  1. Other Rights

If LLP members are “workers” for the purposes of the whistleblowing legislation, then they will also have certain other statutory rights enjoyed by workers. These include the following rights:

  1. Part-Time Workers Regulations

Part-time LLP members will now have the right not to be treated less favourably than their firm treats comparable full-time LLP members, unless the treatment can be objectively justified by the firm. Objective justification means that an LLP must be able to show that the treatment achieves a legitimate business objective of the firm and is a proportionate way to achieve that objective. 

Justification based on cost alone is unlikely to be sufficient. The less favourable treatment has to relate to the terms of the worker’s contract or from the worker being subjected to some other detriment.
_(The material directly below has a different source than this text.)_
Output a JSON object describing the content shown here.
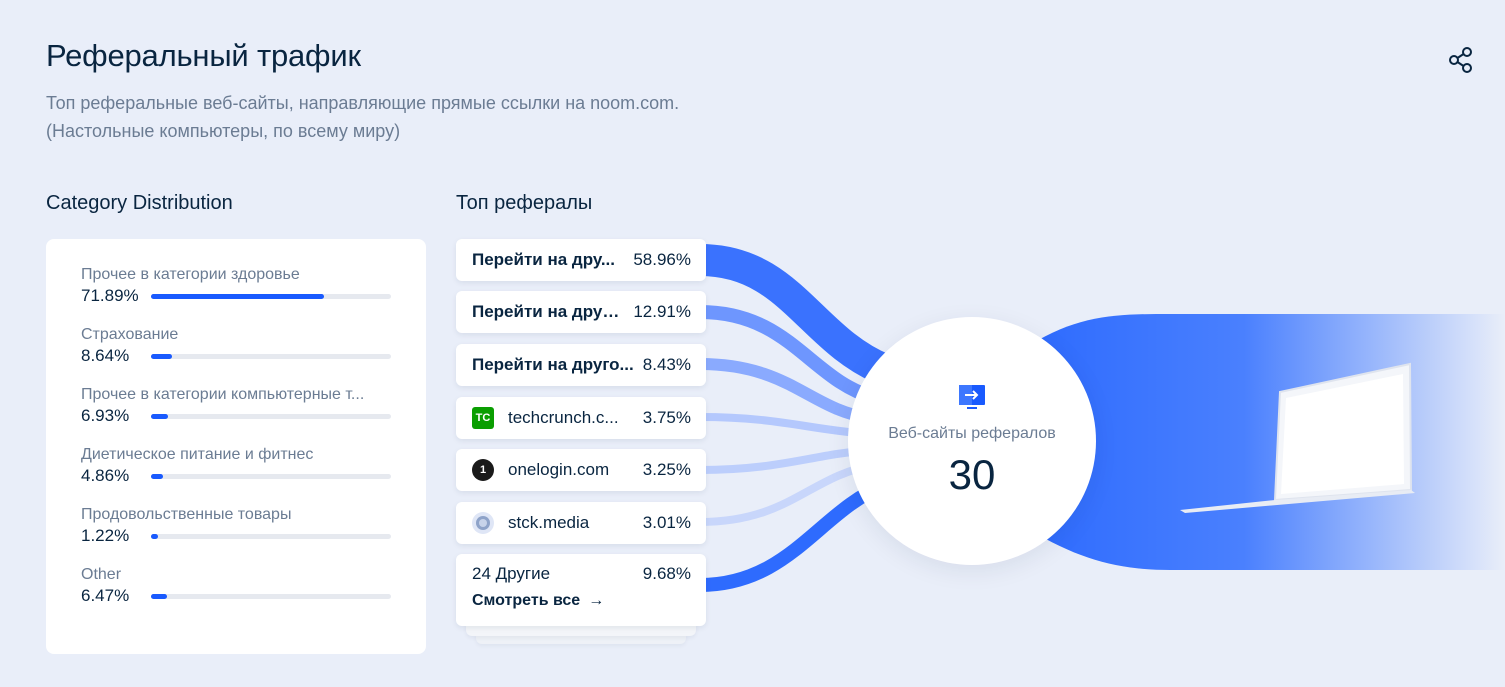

The right does not give LLP members a right to work part-time, just protection from less favourable treatment if the member is a part-time worker.

  1. National Minimum Wage
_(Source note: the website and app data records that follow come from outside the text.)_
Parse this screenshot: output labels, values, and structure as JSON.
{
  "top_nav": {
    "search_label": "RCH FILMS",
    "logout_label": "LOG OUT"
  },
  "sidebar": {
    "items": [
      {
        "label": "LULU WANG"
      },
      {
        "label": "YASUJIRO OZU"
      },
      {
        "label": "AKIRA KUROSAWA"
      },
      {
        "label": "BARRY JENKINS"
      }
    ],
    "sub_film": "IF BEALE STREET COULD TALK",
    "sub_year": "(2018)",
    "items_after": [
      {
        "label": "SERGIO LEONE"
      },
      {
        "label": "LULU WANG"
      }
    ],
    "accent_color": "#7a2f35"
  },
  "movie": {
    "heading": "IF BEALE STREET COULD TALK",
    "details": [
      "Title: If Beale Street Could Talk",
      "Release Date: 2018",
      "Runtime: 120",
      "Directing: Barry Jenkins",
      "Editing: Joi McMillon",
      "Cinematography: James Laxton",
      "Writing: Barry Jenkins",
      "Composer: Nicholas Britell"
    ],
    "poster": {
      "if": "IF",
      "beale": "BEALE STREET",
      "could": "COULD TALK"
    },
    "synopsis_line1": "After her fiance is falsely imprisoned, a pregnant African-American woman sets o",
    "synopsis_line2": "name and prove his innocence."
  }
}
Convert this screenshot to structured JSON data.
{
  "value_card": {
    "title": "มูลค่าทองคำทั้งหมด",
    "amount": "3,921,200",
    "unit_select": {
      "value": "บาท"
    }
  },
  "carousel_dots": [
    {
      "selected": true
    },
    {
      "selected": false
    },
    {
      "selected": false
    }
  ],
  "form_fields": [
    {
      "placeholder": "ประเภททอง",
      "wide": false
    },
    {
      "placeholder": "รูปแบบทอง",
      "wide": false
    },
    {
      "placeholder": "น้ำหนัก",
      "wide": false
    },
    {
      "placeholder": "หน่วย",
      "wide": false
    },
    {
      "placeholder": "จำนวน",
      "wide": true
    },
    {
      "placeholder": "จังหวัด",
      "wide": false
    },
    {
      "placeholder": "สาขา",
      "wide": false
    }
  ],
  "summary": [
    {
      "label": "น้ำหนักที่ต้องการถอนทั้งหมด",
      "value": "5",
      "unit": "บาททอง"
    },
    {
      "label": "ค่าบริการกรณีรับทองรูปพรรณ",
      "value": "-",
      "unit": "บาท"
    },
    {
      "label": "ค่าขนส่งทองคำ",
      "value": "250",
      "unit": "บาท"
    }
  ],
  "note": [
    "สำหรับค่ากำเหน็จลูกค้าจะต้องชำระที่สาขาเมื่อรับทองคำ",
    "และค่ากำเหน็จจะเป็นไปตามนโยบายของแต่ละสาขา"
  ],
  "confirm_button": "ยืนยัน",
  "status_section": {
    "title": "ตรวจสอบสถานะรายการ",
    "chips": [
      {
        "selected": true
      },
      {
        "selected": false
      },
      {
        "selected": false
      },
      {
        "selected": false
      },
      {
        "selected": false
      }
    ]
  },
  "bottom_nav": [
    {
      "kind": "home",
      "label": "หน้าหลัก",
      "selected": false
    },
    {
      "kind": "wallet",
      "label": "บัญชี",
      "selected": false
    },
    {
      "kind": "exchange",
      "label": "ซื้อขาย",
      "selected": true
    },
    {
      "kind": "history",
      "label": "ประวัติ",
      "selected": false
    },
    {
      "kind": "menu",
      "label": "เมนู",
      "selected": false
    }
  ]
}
Members will now be covered by the National Minimum Wage Act 1998. This provides for a statutory minimum level of pay for everyone who works legally in the UK. Although this is unlikely to cause many issues for LLPs, they may still need to review their current policies and practices and consider how they structure their drawings (and any “claw-back” provisions) in a way that ensures compliance with this legislation.

  1. The Working Time Regulations 1998

These Regulations govern the hours most workers can be required to work and, amongst other things, set out limits on the average working week and statutory entitlements to paid leave.

  1. Unlawful Deductions from Pay

The Employment Rights Act 1996 gives workers the right not to suffer unauthorised deductions from wages. Therefore, LLPs will have to ensure that any “claw-back” provisions in their LLP agreements are carefully drafted so as not to infringe this principle.

  1. Pension Auto-Enrolment

There is a continuing debate as to whether LLP members will have to be enroled automatically into a qualifying pension scheme with mandatory, minimum employer pension contributions, under the auto-enrolment regime. In order to determine this question, it would appear that one will need to decide first whether the LLP member is a “worker” for these purposes and then whether the LLP member receives “qualifying earnings” (i.e. salary, wages and commission but not genuine profit share). It remains to be seen whether any guidance on these points will be forthcoming from the UK Pensions Regulator.

  1. Partners in Traditional Partnerships

The decision in this case does not, however, deal with the question as to whether partners in traditional partnerships could ever claim these “worker” rights.

  1. Practical Steps for LLPs to Consider

In response to the decision in the Clyde & Co LLP case, those who operate LLP structures should review their LLP agreements and related policies and practices in order to assess the impact on their businesses. In short, they should:

  1. ensure that there is a whistleblowing policy in place setting out procedures by which LLP members can report concerns about illegal, unethical or otherwise unacceptable conduct;
  2. ​ensure that they do not subject any LLP members to any detriment if they “blow the whistle” (and consider taking legal advice before taking steps to remove an LLP member in order to establish whether the member might be able to bring a successful whistleblowing claim);
  3. carefully document genuine business reasons for any negative or otherwise detrimental actions taken against LLP members (e.g. compulsory retirement or reductions in profit share) so as to be able to show that the LLP has not taken any retaliatory action against LLP members for any alleged wrongdoing;
  4. ensure that they are in compliance with the Working Time Regulations (most notably regarding rest breaks and paid annual leave) and the regulations prohibiting less favourable treatment of part-timers in respect of their LLP members;
  5. ensure that the way that profits are drawn by LLP members and how this is drafted in the LLP agreement accords with national minimum wage legislation; and
  6. consider whether LLP members may need to be enroled into a suitable occupational pension scheme under the auto-enrolment regime and, if necessary, plan for such enrolment.